Chicken Salad is one of the things I do really well. I have a few “solid” recipes up my sleeve that I can cook anywhere, anytime, no recipe required. Lasagna is one, chicken salad is another. Chicken salad sandwiches… they’re light and refreshing in summer and comforting in winter.
When I was 16, it was time to get a summer job that didn’t involve babysitting small children. So I put out a bunch of resumes at the end of the school year at the little strip mall up the road from where we lived. It wasn’t exactly the best pickings. There was a K-Mart and a grocery store, a drug store, a bunch of low end clothing stores, and a small sandwich shop/cafe.
It was a pretty half-hearted effort on my part but.. frankly I would’ve been fine doing nothing all summer. The only thing motivating me was, if I got a summer job, I didn’t have to go on the family camping trip. Intstead I’d get to stay home BY MYSELF with the dog. Ahhh… a little taste of freedom!
Turns out the places I dropped resumes were about as enthusiastic about me as I was about them. The only one to call me back was the Sandwich Tree and so… I became a sandwich “expert” before Subway coined the term.
I hated it. Like, really hated it. Like the couple who came in every morning and told me every single time to only butter their toast “with just a light spread of butter… not too heavy, you know, but not too, too light. Just… a light spread“. I have no idea what they meant so every morning I buttered it exactly the same as I would butter mine at home. After a while I messed around and would put lots on one day and then nearly nothing the next day just to see if they ever said anything. But they didn’t. Ever. So I don’t even really know if they knew what “just a light spread of butter… not too heavy, but not too too light” meant.
I loved how the older ladies working there seemed to think that me making sandwiches was an excellent career opportunity and how one day, if I showed some skills, I might be allowed to work the cash register.

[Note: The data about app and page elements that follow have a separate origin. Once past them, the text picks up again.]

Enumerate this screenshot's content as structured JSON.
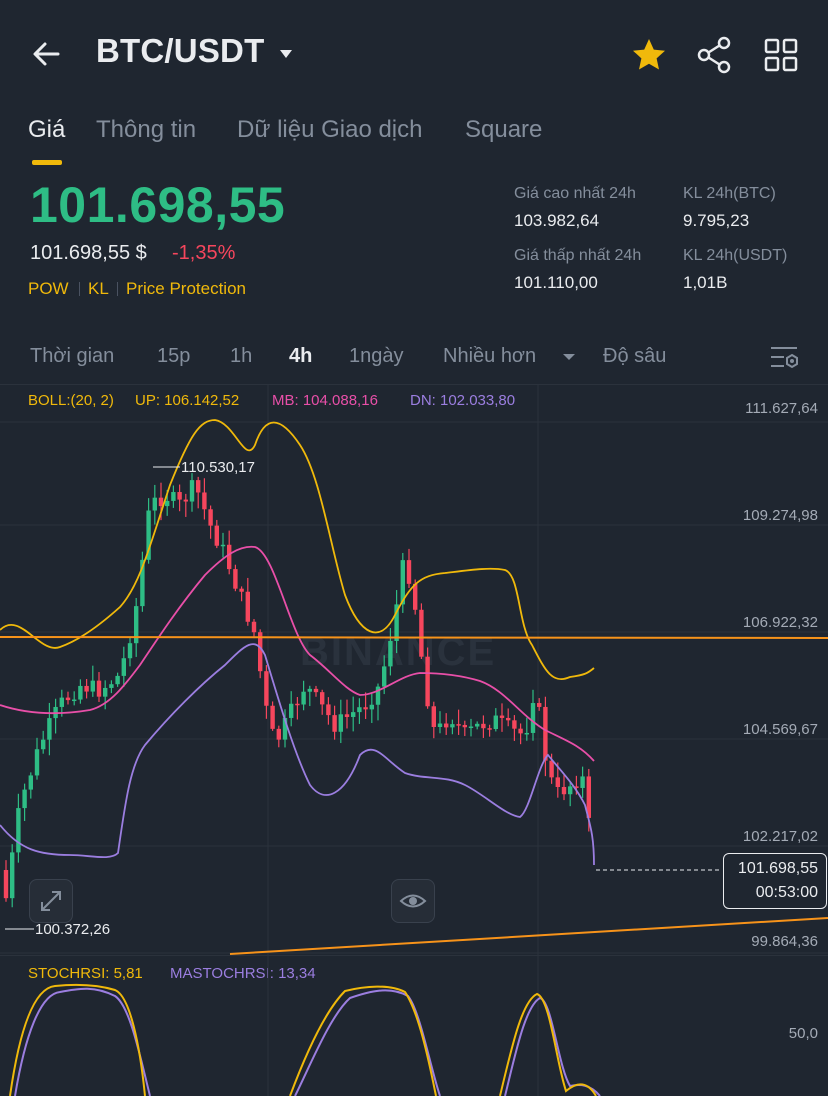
{
  "header": {
    "pair": "BTC/USDT",
    "icons": [
      "back-arrow-icon",
      "chevron-down-icon",
      "star-icon",
      "share-icon",
      "grid-icon"
    ],
    "colors": {
      "star": "#f0b90b"
    }
  },
  "tabs": [
    "Giá",
    "Thông tin",
    "Dữ liệu Giao dịch",
    "Square"
  ],
  "price": {
    "last": "101.698,55",
    "usd": "101.698,55 $",
    "change": "-1,35%",
    "tags": [
      "POW",
      "KL",
      "Price Protection"
    ],
    "colors": {
      "up": "#2ebd85",
      "down": "#f6465d",
      "tag": "#f0b90b"
    }
  },
  "stats": {
    "high_label": "Giá cao nhất 24h",
    "high_value": "103.982,64",
    "low_label": "Giá thấp nhất 24h",
    "low_value": "101.110,00",
    "vol_btc_label": "KL 24h(BTC)",
    "vol_btc_value": "9.795,23",
    "vol_usdt_label": "KL 24h(USDT)",
    "vol_usdt_value": "1,01B"
  },
  "intervals": {
    "items": [
      "Thời gian",
      "15p",
      "1h",
      "4h",
      "1ngày",
      "Nhiều hơn",
      "Độ sâu"
    ],
    "selected": "4h",
    "settings_icon": "chart-settings-icon"
  },
  "chart": {
    "boll_legend": {
      "label": "BOLL:(20, 2)",
      "up": "UP: 106.142,52",
      "mb": "MB: 104.088,16",
      "dn": "DN: 102.033,80"
    },
    "y_labels": [
      "111.627,64",
      "109.274,98",
      "106.922,32",
      "104.569,67",
      "102.217,02",
      "99.864,36"
    ],
    "max_annotation": "110.530,17",
    "min_annotation": "100.372,26",
    "last_price": "101.698,55",
    "countdown": "00:53:00",
    "watermark": "BINANCE",
    "icons": [
      "expand-icon",
      "eye-icon"
    ],
    "colors": {
      "up": "#2ebd85",
      "down": "#f6465d",
      "boll_up": "#f0b90b",
      "boll_mb": "#e84fa8",
      "boll_dn": "#9b7ee0",
      "trendline": "#f7931a"
    }
  },
  "stoch": {
    "stoch_label": "STOCHRSI: 5,81",
    "ma_label": "MASTOCHRSI: 13,34",
    "y_label": "50,0"
  }
}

And then, the sky would be the limit.
I also loved how I worked there for three months and the owners still had no idea what my name was (with their huge staff of eight).
But, I got paid a whopping $4/hour cash and my goal was to make $1000 by the end of the summer. (That’s 250 hours folks…).
Everyone should have to bus tables at some point in their life just to:
- realize what slobs the general public are
- appreciate their wait staff when they eat out
- seriously consider how perhaps going to university or college or trade school might be beneficial to their future
I learned all three.
I also learned how to make the best damn chicken salad I’d ever had. When virtually everything in the place was made from a commercial mix and the bread was bought from the grocery store (and not the fresh bakery), that’s saying something. But we made that chicken salad from scratch and it was goooooood.
The secret is the pickles and the curry powder. (that was my add on). You need the nice crunch from the pickles and celery and the curry gives it something unexpected.
About a month in to working there I got called by the drug store who offered me FIVE dollars an hour and they wanted me to be a cashier. Woah. My career was already skyrocketing! Watch out old ladies at the sandwich shop… I’m climbing up! I worked both jobs for a little while but when the sandwich place wouldn’t let me take my birthday off… I walked.
Here is the irony of this… I wound up working for that drug store chain for 21 years… in their stores and then in their head office. And it was when I was working in their IT department that we had an “efficiency” expert come in to analyze our processes. She was half of the couple that owned the sandwich shop. Hehe… she didn’t remember me and I had pretty much zero respect for her given how I was treated as a 16 year old peon. I did refresh her memory though – but she still didn’t remember. Lesson… treat everyone nicely. You never know when they will pop up again in your career. That 16 year old kid has to grow up sometime.
Onwards to the chicken salad. This is one of those recipes that is difficult to write down because I just know it by feel and taste. We did measure out the chicken but not the other ingredients so it did vary from day to day depending on who made it but it was always excellent. I like it on toasted with lettuce and tomato (avocado is good too!) and a little extra mayo spread on the bread.
I had mine with the super cute Lemmy soda I found in a little grocery store in a small town en route to Kelowna (I’m tempted to go back and buy their other flavours!)
- 2 cooked chicken breasts, diced into small cubes
- 1 large dill pickle finely diced
- 1 stalk of celery finely diced
- 2 tbsp of mayonnaise (feel free to add more if you like your salad even creamier – you can sub light mayo for less calories and not sacrifice taste)
- ¼ tsp curry powder
- salt and pepper to taste
- add all the ingredients into a single bowl and mix well.
- add more mayo if you need to for your taste
- you can serve immediately in a sandwich or on it’s own but if you can let it sit in the fridge for an hour or so first the curry flavour will blend and give you a better depth of flavour